The exciting news that the Vermont Lake Monsters would remain in Burlington for at least the 2011 and 2012 seasons was revealed on Sept. 23.
For those who live far away from Burlington, this doesn’t seem like much of a story, but if you care about the city in which we all go to school, this story is monumental.
Minor League Baseball is a diamond in the rough, so to speak. Very few people respect or even acknowledge its existence, but those who do appreciate it oftentimes do so more than the major league game.
This is not because of the levels of talent, excitement of the games or anything that has to do with the level of play on the field. Instead, it is because it is a non-expensive way for families to spend time together in an atmosphere that is geared totally and fully to the family.
“This is one of the best forms of entertainment where families can get together at a reasonable price and spend time and just be together,” Katherine Picard of Winooski said, in an interview with the Burlington Free Press at the final game at Centennial Field last year.
This sentiment is echoed by hundreds of thousands of families around the country who utilize the treasure that is Minor League Baseball.
Many Burlington residents were extremely worried that the city would be losing something that was such a summertime staple for so long.
“I would like to hope that we are going to keep baseball here. I remember coming here when I was 5 or 6 years old. The old Northern League. It would be shame to see it go away,” Reg Robai a long time Burlington resident, said to the Free Press.

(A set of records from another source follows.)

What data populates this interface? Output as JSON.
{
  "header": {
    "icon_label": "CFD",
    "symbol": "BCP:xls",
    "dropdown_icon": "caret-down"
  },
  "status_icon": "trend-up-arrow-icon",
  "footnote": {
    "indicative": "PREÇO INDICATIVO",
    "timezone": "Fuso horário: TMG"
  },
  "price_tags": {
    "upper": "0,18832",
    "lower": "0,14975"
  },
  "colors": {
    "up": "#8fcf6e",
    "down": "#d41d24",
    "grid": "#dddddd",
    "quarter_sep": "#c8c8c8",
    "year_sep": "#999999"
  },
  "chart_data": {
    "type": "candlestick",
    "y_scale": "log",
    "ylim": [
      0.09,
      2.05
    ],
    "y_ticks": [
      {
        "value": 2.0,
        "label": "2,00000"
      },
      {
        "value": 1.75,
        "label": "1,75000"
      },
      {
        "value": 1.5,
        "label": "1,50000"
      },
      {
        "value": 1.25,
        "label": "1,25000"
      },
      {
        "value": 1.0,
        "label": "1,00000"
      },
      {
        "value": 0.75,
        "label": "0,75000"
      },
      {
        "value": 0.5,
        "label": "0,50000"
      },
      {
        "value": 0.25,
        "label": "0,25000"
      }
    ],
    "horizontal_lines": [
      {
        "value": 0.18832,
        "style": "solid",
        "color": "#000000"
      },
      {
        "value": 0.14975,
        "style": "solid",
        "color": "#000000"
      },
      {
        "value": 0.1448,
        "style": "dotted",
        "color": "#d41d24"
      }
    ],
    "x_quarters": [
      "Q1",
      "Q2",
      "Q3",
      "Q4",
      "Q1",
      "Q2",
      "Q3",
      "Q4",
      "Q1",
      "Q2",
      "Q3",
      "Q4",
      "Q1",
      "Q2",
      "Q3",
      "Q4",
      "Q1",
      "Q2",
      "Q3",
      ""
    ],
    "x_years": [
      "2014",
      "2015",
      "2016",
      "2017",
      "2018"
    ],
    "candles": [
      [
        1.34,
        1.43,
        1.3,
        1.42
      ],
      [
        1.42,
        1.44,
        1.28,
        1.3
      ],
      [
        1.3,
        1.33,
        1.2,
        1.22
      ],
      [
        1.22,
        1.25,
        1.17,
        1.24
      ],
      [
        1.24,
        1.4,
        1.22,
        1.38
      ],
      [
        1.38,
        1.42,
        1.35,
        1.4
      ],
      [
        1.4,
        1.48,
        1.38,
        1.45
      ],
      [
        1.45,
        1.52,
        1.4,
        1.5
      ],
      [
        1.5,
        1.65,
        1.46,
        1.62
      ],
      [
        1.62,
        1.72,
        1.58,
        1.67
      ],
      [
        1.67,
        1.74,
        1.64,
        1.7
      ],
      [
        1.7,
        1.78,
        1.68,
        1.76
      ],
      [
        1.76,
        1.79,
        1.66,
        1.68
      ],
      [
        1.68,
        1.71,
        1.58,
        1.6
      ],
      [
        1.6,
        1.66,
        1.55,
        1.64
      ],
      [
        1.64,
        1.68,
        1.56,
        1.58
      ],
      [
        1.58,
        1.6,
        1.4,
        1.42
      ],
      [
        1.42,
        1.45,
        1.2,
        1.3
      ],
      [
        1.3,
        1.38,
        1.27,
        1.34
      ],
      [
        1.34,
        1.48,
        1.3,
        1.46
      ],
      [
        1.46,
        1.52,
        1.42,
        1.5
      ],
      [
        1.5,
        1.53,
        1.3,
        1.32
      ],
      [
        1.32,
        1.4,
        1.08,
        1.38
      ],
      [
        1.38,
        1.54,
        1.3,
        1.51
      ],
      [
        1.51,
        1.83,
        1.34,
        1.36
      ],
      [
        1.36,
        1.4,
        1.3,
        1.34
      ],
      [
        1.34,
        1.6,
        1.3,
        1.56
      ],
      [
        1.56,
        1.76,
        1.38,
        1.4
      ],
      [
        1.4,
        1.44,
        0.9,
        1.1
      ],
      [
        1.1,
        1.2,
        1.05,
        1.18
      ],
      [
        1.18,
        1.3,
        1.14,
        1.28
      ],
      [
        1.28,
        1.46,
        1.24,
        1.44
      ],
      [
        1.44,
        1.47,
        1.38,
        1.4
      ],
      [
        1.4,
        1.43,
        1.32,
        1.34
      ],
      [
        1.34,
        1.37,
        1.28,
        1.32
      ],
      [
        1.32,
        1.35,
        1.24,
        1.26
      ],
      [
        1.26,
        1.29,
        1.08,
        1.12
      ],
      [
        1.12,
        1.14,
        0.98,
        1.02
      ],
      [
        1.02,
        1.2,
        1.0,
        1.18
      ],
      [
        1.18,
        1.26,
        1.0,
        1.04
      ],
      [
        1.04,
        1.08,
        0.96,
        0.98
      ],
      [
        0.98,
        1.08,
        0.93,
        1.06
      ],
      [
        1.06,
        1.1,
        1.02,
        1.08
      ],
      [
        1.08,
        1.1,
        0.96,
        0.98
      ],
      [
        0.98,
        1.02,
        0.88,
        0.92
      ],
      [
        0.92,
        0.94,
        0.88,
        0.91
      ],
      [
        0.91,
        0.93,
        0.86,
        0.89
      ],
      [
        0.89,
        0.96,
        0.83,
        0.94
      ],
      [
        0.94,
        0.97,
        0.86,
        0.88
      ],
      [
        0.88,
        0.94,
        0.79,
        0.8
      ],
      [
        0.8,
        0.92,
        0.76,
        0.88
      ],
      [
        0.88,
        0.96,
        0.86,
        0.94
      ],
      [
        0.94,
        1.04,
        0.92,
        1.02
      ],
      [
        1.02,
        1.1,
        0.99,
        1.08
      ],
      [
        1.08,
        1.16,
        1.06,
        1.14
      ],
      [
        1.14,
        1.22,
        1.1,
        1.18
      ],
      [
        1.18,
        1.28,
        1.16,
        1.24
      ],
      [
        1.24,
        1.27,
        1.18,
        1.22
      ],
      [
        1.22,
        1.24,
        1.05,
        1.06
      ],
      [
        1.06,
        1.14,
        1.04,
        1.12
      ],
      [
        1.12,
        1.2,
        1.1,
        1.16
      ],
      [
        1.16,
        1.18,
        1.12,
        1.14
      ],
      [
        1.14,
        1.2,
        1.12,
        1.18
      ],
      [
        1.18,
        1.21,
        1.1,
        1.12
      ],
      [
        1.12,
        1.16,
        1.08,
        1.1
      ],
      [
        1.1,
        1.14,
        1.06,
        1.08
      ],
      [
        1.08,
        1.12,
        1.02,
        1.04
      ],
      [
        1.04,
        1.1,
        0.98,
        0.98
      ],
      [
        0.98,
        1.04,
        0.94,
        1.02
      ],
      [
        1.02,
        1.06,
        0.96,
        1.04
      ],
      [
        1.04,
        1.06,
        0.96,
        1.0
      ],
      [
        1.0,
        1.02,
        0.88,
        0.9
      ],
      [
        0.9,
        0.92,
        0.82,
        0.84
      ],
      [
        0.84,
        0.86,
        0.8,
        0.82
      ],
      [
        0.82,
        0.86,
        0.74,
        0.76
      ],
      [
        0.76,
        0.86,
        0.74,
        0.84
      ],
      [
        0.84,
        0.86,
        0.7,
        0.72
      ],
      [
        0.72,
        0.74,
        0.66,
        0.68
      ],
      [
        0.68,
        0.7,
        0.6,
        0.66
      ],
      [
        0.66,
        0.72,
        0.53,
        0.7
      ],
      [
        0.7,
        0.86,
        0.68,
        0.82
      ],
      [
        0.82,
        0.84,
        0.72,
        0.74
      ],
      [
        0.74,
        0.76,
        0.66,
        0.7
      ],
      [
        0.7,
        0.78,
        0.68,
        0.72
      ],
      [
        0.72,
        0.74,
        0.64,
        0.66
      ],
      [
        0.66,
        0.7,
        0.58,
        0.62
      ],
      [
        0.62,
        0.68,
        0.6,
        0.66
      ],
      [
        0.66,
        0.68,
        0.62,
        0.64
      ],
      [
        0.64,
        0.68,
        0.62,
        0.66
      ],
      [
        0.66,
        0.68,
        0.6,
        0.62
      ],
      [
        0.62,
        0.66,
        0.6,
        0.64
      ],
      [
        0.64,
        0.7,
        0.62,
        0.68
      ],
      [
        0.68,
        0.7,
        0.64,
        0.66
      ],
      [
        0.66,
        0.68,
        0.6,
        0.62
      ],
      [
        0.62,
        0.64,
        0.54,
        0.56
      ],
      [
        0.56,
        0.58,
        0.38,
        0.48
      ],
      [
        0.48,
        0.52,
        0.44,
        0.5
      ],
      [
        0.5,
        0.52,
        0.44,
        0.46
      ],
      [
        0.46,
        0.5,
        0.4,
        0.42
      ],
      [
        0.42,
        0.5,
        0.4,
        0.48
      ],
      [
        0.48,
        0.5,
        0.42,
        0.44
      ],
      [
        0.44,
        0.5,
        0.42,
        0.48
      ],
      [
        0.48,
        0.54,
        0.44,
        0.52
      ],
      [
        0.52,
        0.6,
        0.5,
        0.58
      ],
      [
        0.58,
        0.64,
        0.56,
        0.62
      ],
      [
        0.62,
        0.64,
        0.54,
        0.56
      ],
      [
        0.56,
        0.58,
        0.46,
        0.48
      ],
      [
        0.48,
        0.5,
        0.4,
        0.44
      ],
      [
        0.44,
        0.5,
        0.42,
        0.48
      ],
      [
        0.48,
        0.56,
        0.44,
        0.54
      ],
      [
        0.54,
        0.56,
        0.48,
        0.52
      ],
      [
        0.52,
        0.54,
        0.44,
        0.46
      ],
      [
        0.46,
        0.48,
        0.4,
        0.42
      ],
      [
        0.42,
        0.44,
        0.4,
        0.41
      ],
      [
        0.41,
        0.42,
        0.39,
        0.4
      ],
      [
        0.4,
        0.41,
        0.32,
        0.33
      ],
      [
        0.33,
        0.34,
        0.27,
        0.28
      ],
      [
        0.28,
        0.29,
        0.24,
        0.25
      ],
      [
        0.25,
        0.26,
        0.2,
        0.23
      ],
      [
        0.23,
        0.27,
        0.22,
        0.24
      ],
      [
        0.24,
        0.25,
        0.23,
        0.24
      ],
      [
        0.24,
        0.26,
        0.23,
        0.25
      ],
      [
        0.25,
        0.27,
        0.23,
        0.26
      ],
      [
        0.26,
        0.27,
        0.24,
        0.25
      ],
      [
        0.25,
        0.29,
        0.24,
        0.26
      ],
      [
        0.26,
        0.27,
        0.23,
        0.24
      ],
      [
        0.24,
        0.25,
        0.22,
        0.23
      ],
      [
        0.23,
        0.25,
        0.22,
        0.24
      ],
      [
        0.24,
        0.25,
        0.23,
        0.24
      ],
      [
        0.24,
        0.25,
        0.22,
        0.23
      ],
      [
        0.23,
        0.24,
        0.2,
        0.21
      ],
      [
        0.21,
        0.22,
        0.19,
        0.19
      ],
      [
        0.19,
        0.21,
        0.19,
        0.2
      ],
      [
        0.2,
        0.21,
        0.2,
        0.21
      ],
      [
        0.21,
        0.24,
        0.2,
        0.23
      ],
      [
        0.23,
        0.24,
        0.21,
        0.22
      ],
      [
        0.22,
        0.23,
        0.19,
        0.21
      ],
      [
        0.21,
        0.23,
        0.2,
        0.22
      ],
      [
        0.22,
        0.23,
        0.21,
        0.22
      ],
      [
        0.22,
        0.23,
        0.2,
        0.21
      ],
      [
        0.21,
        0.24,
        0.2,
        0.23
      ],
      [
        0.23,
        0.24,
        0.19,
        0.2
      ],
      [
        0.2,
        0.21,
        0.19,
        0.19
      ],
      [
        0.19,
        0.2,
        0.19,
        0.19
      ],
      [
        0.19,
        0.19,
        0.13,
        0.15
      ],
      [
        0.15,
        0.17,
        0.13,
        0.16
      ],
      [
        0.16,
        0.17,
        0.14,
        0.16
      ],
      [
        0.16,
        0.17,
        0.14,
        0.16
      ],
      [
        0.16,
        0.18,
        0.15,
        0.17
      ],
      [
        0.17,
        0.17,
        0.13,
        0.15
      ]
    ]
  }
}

During the school year, Burlington is a rowdy, loud and drunken place that doesn’t necessarily draw a ton of visiting families. But in the summertime, Burlington is a place that transforms from a town full of students to a town bustling with family activities.
A crucial summertime activity has been baseball, the Lake Monsters and Centennial Field. If that had been stripped away from Burlington for the families who visit here and the residents who live here, it would have left a void that no event could fill.
Centennial Field needs to host baseball, and to do so properly, UVM needs to put time and effort into improving and maintaining the relic of history.
Athletics have been played on Centennial for more than 100 years, and the grandstand we see today was constructed in 1922.
The field is one of the oldest baseball stadiums in the country — its grandstand is the oldest in all of professional baseball, and it cannot be left to wither away and die as the University sits back and watches.
If you decide to stay in Burlington this upcoming summer, get out to Centennial Field one night. Go and experience the spectacle that is minor league baseball and finally understand why Burlington and baseball are inseparable in the most extreme way.
Finally understand why residents are so desperate to cling to a game that may mean nothing to you, but means everything to where you are.